RP Tony Watson has reportedly signed with the Giants. It is a multiyear deal. He saved 10 games for the Pirates last year before being traded to the Dodgers. With Mark Melancon recovering from surgery, Watson could be in a closer mix.
It was only one down year after 4 very solid ones, but it may be the end for P John Lackey. According to his friend and former teammate Jon Lester, his impression is that Lackey is going to retire. Lackey's ERA and FIP were above 4.00 for the first time since 2011. His K/9 dropped from 8.60 in 2016 to 7.86 last year. Still, that was his best mark since 2005. Lackey's main problem last year was the long ball. He gave up a career high 36 home runs, which was only the second time he had allowed over 30 (the first time was his first full major league season in 2003.) It would seem like Lackey would have something left to give if he wanted to but from Lester's comments Lackey may just feel it's time to hang it up.
RP Jorge De La Rosa was signed to a minor league contract with the Diamondbacks and is in the clubhouse with them. He is attempting to repeat 2017, when he came in on a minor league contract and ended up throwing 51 IP out of the Arizona bullpen during the season.
OF Gerardo Parra had surgery a week ago Friday to remove the hook of the hamate bone in his right hand. This was relatively minor surgery and he is expected to be available for Cactus League games in early-mid March.
OF Rajai Davis is reportedly close to signing a minor league deal with the Indians. He stole 43 bases for Cleveland in 2016 before splitting 2017 with the A's and Red Sox. Davis swiped 29 bases in 117 games last year, so even if he ends up as a part time player he could add to the steals column.

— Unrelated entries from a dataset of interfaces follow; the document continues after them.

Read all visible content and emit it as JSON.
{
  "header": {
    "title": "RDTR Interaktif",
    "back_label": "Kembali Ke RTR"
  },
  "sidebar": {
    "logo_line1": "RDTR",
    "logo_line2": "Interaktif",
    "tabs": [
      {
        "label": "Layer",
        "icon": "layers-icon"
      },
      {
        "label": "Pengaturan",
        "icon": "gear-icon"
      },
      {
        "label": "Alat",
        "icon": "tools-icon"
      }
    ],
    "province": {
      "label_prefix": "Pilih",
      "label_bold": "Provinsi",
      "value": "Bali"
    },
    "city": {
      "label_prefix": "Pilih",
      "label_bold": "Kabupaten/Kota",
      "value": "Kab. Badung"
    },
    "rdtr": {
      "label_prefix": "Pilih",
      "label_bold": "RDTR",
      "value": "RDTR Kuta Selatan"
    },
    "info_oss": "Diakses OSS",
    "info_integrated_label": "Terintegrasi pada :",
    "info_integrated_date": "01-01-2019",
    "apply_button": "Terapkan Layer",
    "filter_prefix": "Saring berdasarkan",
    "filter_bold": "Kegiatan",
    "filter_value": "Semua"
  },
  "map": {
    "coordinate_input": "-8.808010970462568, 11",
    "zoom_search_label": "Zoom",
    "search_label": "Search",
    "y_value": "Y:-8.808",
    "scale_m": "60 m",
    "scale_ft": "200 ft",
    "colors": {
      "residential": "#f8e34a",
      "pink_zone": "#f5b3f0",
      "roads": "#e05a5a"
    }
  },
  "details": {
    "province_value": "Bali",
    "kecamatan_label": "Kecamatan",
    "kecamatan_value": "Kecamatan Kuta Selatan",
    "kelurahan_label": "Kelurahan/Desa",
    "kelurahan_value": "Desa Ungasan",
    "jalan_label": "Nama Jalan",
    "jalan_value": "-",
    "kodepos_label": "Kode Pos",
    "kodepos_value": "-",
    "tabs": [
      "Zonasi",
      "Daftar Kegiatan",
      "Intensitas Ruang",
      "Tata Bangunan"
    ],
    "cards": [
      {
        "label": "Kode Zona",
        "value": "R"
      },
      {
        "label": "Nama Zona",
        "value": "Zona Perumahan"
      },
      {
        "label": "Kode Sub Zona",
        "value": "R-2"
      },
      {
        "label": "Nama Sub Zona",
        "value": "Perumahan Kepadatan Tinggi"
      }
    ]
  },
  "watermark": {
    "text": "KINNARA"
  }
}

P Travis Wood will have a pin removed from his right index finger soon. He sliced the finger open in a crossbow accident last month. The southpaw is fighting for a rotation spot with the Tigers as a non-roster invitee and has been throwing but not catching yet.
RP Shane Greene has been declared the Tigers' closer. The incumbent got the official vote of confidence from manager Ron Gardenhire.
P Jason Vargas has signed a 2-year deal with the Mets, pending a physical. Vargas won 18 games for the Royals last year after missing much of the previous 2 seasons to Tommy John surgery.
RP Daniel Hudson did not throw a scheduled bullpen session Friday due to a sprained ankle. It isn't expected to jeopardize his status of one of the few relievers not competing for a spot in the fluid Pittsburgh bullpen.
RP Fernando Abad signed a minor league deal with the Phillies with an invite to spring training. Abad has an opt out if he isn't added to the major league roster by March 22. He pitched 43.2 IP for the Red Sox last year, primarily in a LOOGY role.